Erdoğan may have provoked a Turkish Spring – U.S. scholar
President Recep Tayyip Erdoğan may have provoked a Turkish Spring by forcing a rerun of mayoral elections for Istanbul, according to Prof. Henri J. Barkey, a senior fellow for Middle East studies at the Council on Foreign Relations.
Erdoğan is doubling down on a mistake of inserting himself into the elections, using polarising rhetoric and claiming the elections were about national issues, terrorism and foreign plots against the country, Barkey wrote in Foreign Policy.
Meanwhile opposition politician Ekrem Imamoğlu, the legitimate winner of the Istanbul election, focused on local issues and ran a near perfect campaign, refusing to duel with Erdoğan, Barkey said.

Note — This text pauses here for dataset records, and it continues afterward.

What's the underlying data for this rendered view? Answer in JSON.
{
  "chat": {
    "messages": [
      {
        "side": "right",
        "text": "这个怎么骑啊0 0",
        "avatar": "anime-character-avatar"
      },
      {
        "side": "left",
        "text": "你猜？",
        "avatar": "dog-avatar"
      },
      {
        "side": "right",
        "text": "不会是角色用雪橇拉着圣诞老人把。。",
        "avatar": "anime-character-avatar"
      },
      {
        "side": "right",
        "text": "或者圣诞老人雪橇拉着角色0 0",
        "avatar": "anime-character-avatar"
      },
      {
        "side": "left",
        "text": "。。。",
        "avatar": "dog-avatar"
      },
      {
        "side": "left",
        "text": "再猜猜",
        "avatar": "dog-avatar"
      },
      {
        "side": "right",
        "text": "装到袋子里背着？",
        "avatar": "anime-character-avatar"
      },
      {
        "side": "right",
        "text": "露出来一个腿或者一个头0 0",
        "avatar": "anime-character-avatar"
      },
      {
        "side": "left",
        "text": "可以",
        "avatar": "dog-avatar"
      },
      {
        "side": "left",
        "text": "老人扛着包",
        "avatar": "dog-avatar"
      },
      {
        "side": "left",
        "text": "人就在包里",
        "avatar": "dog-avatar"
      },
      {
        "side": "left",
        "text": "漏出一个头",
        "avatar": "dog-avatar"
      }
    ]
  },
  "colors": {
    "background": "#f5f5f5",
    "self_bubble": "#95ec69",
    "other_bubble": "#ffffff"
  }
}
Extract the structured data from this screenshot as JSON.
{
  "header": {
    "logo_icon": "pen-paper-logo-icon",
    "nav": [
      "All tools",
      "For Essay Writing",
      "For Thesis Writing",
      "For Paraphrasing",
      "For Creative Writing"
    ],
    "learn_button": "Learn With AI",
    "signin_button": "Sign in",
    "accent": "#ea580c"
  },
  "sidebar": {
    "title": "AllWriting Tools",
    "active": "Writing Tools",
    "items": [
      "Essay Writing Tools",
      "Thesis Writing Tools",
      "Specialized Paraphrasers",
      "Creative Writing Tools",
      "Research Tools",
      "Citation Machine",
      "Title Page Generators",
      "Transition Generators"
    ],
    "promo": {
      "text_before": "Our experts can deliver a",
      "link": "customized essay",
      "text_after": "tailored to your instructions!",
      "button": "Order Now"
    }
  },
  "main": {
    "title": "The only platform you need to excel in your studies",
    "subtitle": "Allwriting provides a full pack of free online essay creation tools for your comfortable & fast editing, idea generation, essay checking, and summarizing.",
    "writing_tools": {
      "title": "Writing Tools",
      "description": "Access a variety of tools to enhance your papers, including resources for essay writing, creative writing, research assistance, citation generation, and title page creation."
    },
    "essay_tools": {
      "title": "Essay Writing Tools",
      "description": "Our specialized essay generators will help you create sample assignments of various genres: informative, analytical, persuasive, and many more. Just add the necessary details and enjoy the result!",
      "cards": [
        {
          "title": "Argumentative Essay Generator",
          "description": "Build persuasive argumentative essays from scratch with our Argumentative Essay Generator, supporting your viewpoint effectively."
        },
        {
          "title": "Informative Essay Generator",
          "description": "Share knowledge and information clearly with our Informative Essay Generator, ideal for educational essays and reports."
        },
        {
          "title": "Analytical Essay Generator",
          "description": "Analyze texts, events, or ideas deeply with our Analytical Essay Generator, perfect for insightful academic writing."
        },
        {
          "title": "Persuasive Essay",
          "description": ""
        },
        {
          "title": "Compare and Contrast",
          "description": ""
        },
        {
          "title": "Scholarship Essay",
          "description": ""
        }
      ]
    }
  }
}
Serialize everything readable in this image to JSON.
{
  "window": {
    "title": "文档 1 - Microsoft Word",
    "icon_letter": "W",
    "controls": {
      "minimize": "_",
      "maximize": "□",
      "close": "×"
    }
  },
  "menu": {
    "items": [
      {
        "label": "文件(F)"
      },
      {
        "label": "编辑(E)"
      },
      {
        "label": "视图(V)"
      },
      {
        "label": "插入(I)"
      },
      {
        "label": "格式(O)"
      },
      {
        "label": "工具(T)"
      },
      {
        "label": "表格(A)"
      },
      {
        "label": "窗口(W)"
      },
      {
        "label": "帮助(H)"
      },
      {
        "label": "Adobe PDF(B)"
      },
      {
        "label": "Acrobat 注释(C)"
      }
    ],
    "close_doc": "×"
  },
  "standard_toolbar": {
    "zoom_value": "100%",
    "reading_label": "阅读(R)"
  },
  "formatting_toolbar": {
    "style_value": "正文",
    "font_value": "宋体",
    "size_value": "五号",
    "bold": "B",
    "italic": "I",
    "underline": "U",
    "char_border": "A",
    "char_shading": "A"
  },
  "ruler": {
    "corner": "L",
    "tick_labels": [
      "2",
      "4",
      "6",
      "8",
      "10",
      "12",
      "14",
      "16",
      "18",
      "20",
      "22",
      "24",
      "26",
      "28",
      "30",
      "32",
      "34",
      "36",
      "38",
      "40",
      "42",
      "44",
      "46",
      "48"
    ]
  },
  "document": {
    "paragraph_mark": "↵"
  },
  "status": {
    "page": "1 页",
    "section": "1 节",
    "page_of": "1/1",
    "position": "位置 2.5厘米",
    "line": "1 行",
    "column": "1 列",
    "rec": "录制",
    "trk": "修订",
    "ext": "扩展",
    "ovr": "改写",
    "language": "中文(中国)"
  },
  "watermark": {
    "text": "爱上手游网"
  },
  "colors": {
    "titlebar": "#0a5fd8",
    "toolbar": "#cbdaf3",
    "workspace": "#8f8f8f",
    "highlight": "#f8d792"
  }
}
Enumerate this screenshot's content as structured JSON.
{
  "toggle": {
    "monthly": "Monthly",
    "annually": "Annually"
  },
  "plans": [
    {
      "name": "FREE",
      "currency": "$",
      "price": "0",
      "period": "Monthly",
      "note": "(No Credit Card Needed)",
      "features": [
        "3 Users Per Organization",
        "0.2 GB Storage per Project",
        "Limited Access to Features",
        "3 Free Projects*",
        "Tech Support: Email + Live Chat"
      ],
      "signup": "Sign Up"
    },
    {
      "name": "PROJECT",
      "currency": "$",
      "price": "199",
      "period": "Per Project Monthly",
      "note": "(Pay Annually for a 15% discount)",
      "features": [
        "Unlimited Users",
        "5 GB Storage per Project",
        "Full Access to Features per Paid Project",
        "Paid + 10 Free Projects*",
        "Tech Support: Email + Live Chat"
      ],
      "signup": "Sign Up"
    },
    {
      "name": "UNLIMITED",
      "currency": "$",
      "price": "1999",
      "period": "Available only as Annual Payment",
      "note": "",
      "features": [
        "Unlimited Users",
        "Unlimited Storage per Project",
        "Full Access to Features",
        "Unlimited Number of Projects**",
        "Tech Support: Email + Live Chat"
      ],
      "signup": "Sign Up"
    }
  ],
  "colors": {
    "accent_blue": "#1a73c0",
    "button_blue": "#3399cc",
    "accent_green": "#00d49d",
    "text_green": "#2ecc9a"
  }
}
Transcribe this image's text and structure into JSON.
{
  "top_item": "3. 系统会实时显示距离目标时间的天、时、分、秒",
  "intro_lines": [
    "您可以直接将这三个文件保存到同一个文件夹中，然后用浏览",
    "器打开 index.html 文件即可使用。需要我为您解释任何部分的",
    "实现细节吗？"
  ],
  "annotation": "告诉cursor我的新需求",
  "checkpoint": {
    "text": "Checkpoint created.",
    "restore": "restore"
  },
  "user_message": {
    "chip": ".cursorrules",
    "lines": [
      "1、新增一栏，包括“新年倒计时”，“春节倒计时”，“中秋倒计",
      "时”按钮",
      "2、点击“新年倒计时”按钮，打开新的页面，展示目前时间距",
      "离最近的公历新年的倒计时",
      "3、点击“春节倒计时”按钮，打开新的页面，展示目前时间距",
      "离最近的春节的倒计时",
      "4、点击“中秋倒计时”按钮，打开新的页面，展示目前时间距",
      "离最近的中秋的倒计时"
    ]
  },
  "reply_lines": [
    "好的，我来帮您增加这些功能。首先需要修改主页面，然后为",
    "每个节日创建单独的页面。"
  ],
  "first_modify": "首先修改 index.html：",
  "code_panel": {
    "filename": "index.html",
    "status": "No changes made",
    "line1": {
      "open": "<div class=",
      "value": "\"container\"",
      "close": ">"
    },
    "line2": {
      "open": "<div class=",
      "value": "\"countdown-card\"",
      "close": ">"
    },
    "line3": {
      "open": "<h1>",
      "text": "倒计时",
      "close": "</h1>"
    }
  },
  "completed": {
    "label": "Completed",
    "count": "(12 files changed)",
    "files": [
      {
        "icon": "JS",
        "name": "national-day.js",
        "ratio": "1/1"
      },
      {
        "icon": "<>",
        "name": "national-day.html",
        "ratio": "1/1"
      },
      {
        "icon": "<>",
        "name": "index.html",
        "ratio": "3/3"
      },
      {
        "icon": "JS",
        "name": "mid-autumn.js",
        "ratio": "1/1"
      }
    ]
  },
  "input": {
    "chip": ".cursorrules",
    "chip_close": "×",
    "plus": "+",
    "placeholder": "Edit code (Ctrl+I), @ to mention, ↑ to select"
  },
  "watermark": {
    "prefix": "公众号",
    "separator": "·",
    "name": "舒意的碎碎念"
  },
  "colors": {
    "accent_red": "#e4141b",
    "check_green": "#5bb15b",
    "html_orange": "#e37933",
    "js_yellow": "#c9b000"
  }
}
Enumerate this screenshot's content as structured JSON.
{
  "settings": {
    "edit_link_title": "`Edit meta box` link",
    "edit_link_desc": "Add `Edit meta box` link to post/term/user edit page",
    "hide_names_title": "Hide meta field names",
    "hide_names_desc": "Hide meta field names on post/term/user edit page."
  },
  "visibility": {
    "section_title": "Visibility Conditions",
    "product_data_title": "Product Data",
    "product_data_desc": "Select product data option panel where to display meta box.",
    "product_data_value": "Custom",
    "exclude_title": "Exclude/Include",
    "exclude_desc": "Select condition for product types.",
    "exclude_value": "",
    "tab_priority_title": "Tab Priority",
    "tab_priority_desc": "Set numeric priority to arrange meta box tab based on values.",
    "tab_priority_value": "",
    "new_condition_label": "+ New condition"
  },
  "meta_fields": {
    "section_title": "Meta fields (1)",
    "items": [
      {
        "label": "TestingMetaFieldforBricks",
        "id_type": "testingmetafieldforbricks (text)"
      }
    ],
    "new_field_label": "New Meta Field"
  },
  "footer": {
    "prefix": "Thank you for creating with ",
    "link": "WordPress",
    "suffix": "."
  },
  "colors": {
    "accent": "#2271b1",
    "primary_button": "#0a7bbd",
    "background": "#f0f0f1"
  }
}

In 2017, in a referendum for introducing a full-blown presidential system in Turkey, Erdoğan managed to reverse a defeat by last-minute ballot stuffing and other means of cheating. On March 31 it was different, and Erdoğan’s allies, supporters and media had to work for more than a month to discredit the result and persuade the election authority to overturn it, Barkey said.
“Erdoğan risks a tremendous backlash from an electorate that will deem the action as unfair and may deliver him another humiliating defeat despite the fact that he and his party will mobilise to cheat and effectively try to guarantee success a la 2017,” Barkey wrote.
“Even if he wins, it will be a Pyrrhic victory; it will be viewed by a very large segment of the population as an illegitimate and tarnished result. He will also have created a formidable and popular new opponent in Imamoğlu.”
Erdoğan, who has turned Turkey into a one-person authoritarian system, is taking the risk because Istanbul is a cash cow and losing it threatens to severely impoverish his governing Justice and Development Party (AKP), Barkey said. Istanbul is also Erdoğan’s home base, where he started in national politics; a source of symbolism, pride and personal success.
Turkey is also in the middle of a painful recession. While Erdoğan has sought to blame the United States and the West for the country’s economic ills, many voters think the buck stops with him, Barkey said.
“Losing Istanbul, he fears, would represent a further chink in his armour and give the perception that his powers are diminishing. Some Turks may interpret the loss as the beginning of the end for him.”